Sault Ste. Marie is definitely a city that appears to have seen better days. At the same time, the downtown area seemed to be in better shape than many similarly sized cities. There are speakers on many of the lamp posts downtown with piped in music. This is an interesting feature that I’ve never seen in any other small-mid sized city.
Traditionally, the Soo has been a gritty industrial city. The city’s biggest industries traditionally have been the Algoma Steel plant and the St. Mary’s Paper plant. After several bankruptcies, Algoma Steel was eventually purchased the Essar Group to become Essar Steel Algoma. The massive steel plant remains in business to this day. Unfortunately, St. Mary’s Paper was not so fortunate and the plant has been closed for several years. Due to the difficult economic situation, there are a few areas of the city that look very run down. Overall, the Soo is a very safe and welcoming city.
The area surrounding the Soo is absolutely beautiful. One thing anybody visiting the Soo MUST do is ride the Agawa Canyon Tour Train. The scenery is spectacular and well worth the price and time.
One other thing worth mentioning is the excellent Wacky Wings restaurant in the Soo. Wacky Wings is a very small chain of restaurants that only seems to exist in a few cities in Northern Ontario such as Sault Ste. Marie and Sudbury. Anybody who enjoys chicken wings will love this place. There had to have been close to 100 types of sauce. Some of which border on very strange (ie chocolate flavored chicken wings), but if you stick to the traditional types of sauce, you’ll love it.
The Essar Centre is a very moden looking building on the exterior with a lot of glass. There is limited parking on site, but there is a huge parking lot across the street at the Station Mall almost everybody who attends seems to use. On the property of the Essar Centre is the Memorial Tower with its red beacon. The Memorial Tower is World War II monument and is the last remaining part of the old Sault Memorial Gardens that didn’t demolished.
The inside lobby and box office is very small and utilitarian. It does seem to do it’s job though.
Greyhounds merchandise is sold out of a concession stand style kiosk in the concourse as opposed to a full team store. It was surprising to see an arena as new as the Essar Centre without a full team store inside the arena. Just the same, the ”Hound Pound” has a decent variety of merchandise.

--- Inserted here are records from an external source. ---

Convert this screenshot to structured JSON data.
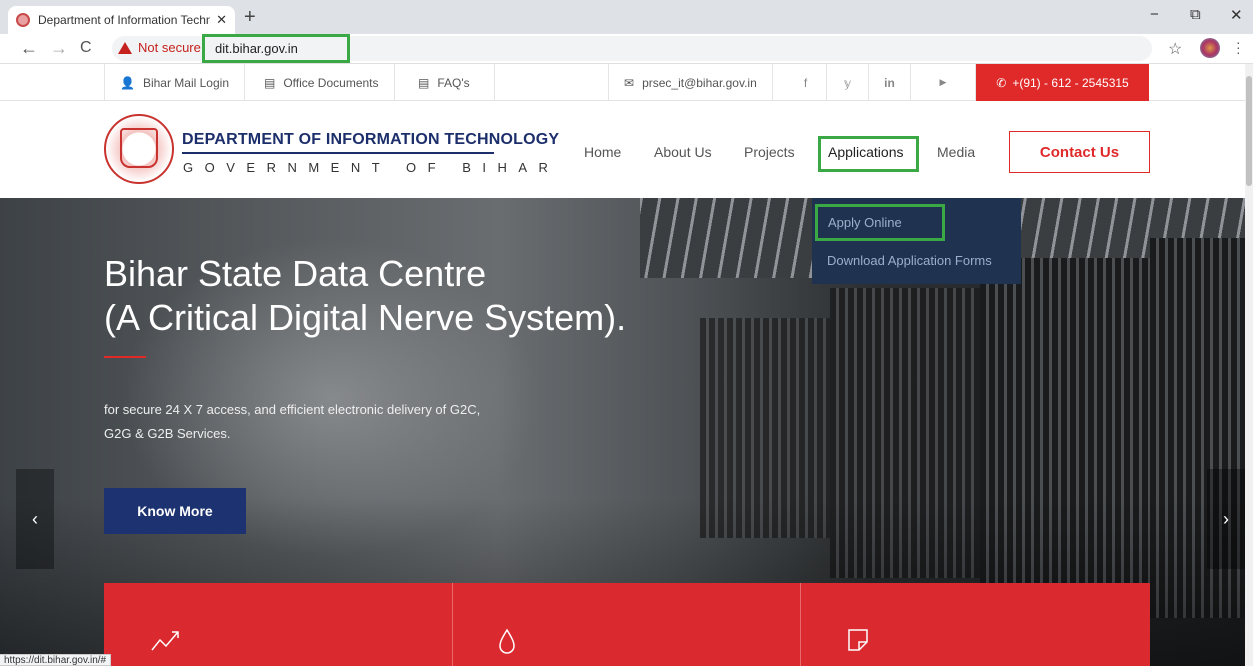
{
  "browser": {
    "tab_title": "Department of Information Techn",
    "tab_close": "✕",
    "new_tab": "+",
    "back": "←",
    "forward": "→",
    "reload": "C",
    "not_secure": "Not secure",
    "url": "dit.bihar.gov.in",
    "bookmark_star": "☆",
    "win_minimize": "−",
    "win_restore": "⧉",
    "win_close": "✕",
    "status_url": "https://dit.bihar.gov.in/#"
  },
  "topbar": {
    "mail_login": "Bihar Mail Login",
    "office_docs": "Office Documents",
    "faqs": "FAQ's",
    "email": "prsec_it@bihar.gov.in",
    "facebook": "f",
    "twitter": "𝕪",
    "linkedin": "in",
    "youtube": "▶",
    "phone": "+(91) - 612 - 2545315"
  },
  "header": {
    "dept_title": "DEPARTMENT OF INFORMATION TECHNOLOGY",
    "gov_line": "GOVERNMENT OF BIHAR",
    "menu": [
      "Home",
      "About Us",
      "Projects",
      "Applications",
      "Media"
    ],
    "contact": "Contact Us"
  },
  "dropdown": {
    "items": [
      "Apply Online",
      "Download Application Forms"
    ]
  },
  "hero": {
    "title_line1": "Bihar State Data Centre",
    "title_line2": "(A Critical Digital Nerve System).",
    "subtitle_line1": "for secure 24 X 7 access, and efficient electronic delivery of G2C,",
    "subtitle_line2": "G2G & G2B Services.",
    "cta": "Know More",
    "prev": "‹",
    "next": "›"
  },
  "features": {
    "icons": [
      "trend-icon",
      "drop-icon",
      "document-icon"
    ]
  },
  "colors": {
    "brand_red": "#da2a2f",
    "brand_navy": "#1d3270",
    "highlight_green": "#3aa845"
  }
}
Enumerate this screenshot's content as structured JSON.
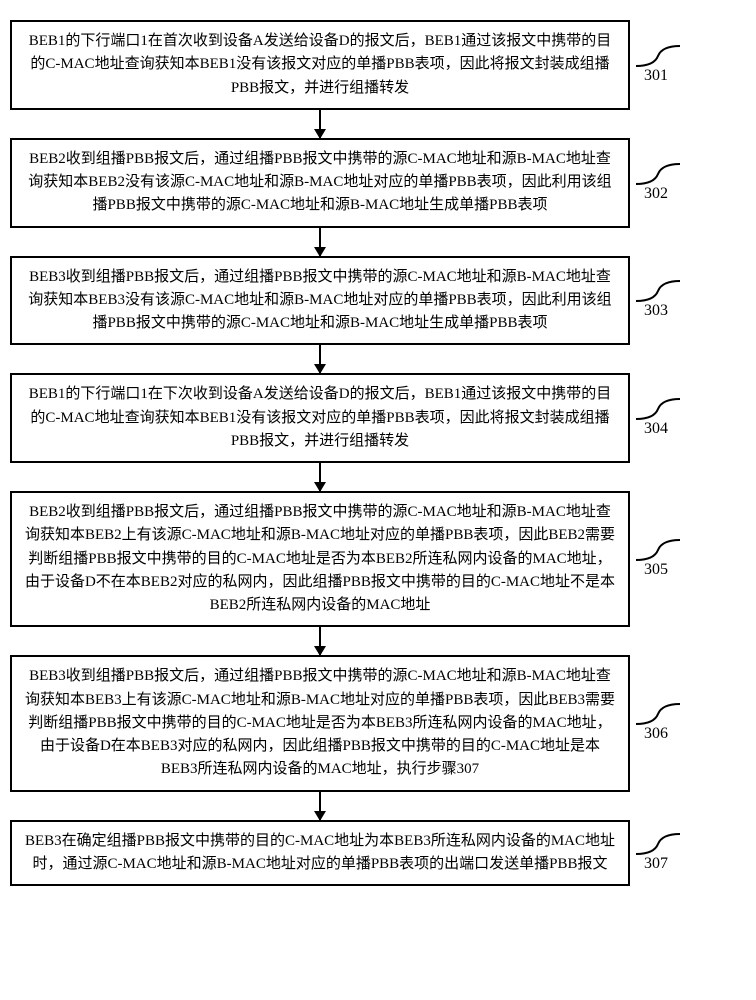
{
  "steps": [
    {
      "id": "301",
      "text": "BEB1的下行端口1在首次收到设备A发送给设备D的报文后，BEB1通过该报文中携带的目的C-MAC地址查询获知本BEB1没有该报文对应的单播PBB表项，因此将报文封装成组播PBB报文，并进行组播转发"
    },
    {
      "id": "302",
      "text": "BEB2收到组播PBB报文后，通过组播PBB报文中携带的源C-MAC地址和源B-MAC地址查询获知本BEB2没有该源C-MAC地址和源B-MAC地址对应的单播PBB表项，因此利用该组播PBB报文中携带的源C-MAC地址和源B-MAC地址生成单播PBB表项"
    },
    {
      "id": "303",
      "text": "BEB3收到组播PBB报文后，通过组播PBB报文中携带的源C-MAC地址和源B-MAC地址查询获知本BEB3没有该源C-MAC地址和源B-MAC地址对应的单播PBB表项，因此利用该组播PBB报文中携带的源C-MAC地址和源B-MAC地址生成单播PBB表项"
    },
    {
      "id": "304",
      "text": "BEB1的下行端口1在下次收到设备A发送给设备D的报文后，BEB1通过该报文中携带的目的C-MAC地址查询获知本BEB1没有该报文对应的单播PBB表项，因此将报文封装成组播PBB报文，并进行组播转发"
    },
    {
      "id": "305",
      "text": "BEB2收到组播PBB报文后，通过组播PBB报文中携带的源C-MAC地址和源B-MAC地址查询获知本BEB2上有该源C-MAC地址和源B-MAC地址对应的单播PBB表项，因此BEB2需要判断组播PBB报文中携带的目的C-MAC地址是否为本BEB2所连私网内设备的MAC地址，由于设备D不在本BEB2对应的私网内，因此组播PBB报文中携带的目的C-MAC地址不是本BEB2所连私网内设备的MAC地址"
    },
    {
      "id": "306",
      "text": "BEB3收到组播PBB报文后，通过组播PBB报文中携带的源C-MAC地址和源B-MAC地址查询获知本BEB3上有该源C-MAC地址和源B-MAC地址对应的单播PBB表项，因此BEB3需要判断组播PBB报文中携带的目的C-MAC地址是否为本BEB3所连私网内设备的MAC地址，由于设备D在本BEB3对应的私网内，因此组播PBB报文中携带的目的C-MAC地址是本BEB3所连私网内设备的MAC地址，执行步骤307"
    },
    {
      "id": "307",
      "text": "BEB3在确定组播PBB报文中携带的目的C-MAC地址为本BEB3所连私网内设备的MAC地址时，通过源C-MAC地址和源B-MAC地址对应的单播PBB表项的出端口发送单播PBB报文"
    }
  ]
}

The layout of the Essar Centre is almost identical to that which is found in Sarnia, Guelph and Oshawa with a nice wide concourse at the top of the seating bowl and concessions in 4 corners. I found that the Essar Centre was darker and dingier than it’s twins and really seemed much older than it really is. The arena opened in 2006 but feels like it was built in the 80′s, but that is okay because there a lot of character here for such a new rink.
The seating is fairly standard for a newer arena. It’s as comfortable as it needs to be, but nothing special. The Essar Centre has a large scoreboard with an LCD JumboTron. The screens are bright and vivid and as good as any in the OHL. Prior to the game, a NASCAR race was being shown. I imagine that they normally just show a feed from TSN before the game starts and NASCAR happened to be what was on. It was just a real strange feeling watching NASCAR inside of a hockey rink.
The Greyhounds still attract a decent crowd despite how poorly the team has performed in recent years. The atmosphere is loud but the fans are extremely friendly. I fully recommend a weekend trip to the Soo as there is a lot of fun stuff to do there in addition to attending the hockey game.